Task input:

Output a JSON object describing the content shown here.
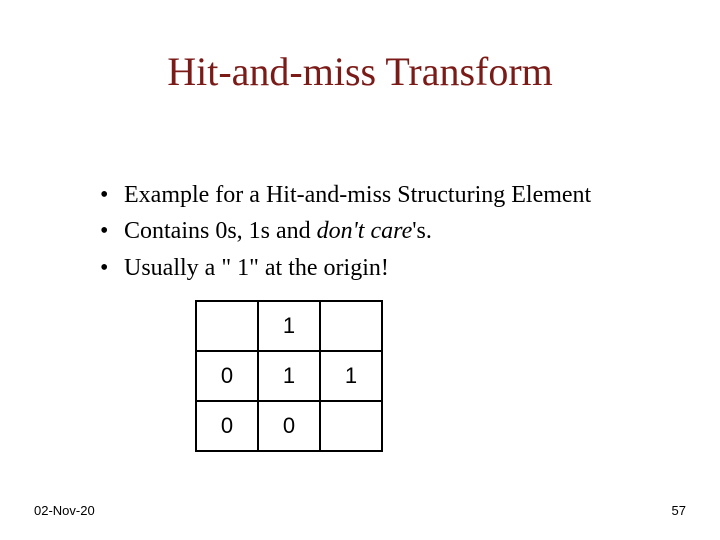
{
  "title": "Hit-and-miss Transform",
  "bullets": [
    {
      "plain": "Example for a Hit-and-miss Structuring Element"
    },
    {
      "prefix": "Contains 0s, 1s and ",
      "italic": "don't care",
      "suffix": "'s."
    },
    {
      "plain": "Usually a \" 1\" at the origin!"
    }
  ],
  "grid": [
    [
      "",
      "1",
      ""
    ],
    [
      "0",
      "1",
      "1"
    ],
    [
      "0",
      "0",
      ""
    ]
  ],
  "footer": {
    "date": "02-Nov-20",
    "page": "57"
  }
}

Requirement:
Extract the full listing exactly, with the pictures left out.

Expected answer:
Output a JSON object describing the content shown here.
{
  "title": "Hit-and-miss Transform",
  "bullets": [
    {
      "plain": "Example for a Hit-and-miss Structuring Element"
    },
    {
      "prefix": "Contains 0s, 1s and ",
      "italic": "don't care",
      "suffix": "'s."
    },
    {
      "plain": "Usually a \" 1\" at the origin!"
    }
  ],
  "grid": [
    [
      "",
      "1",
      ""
    ],
    [
      "0",
      "1",
      "1"
    ],
    [
      "0",
      "0",
      ""
    ]
  ],
  "footer": {
    "date": "02-Nov-20",
    "page": "57"
  }
}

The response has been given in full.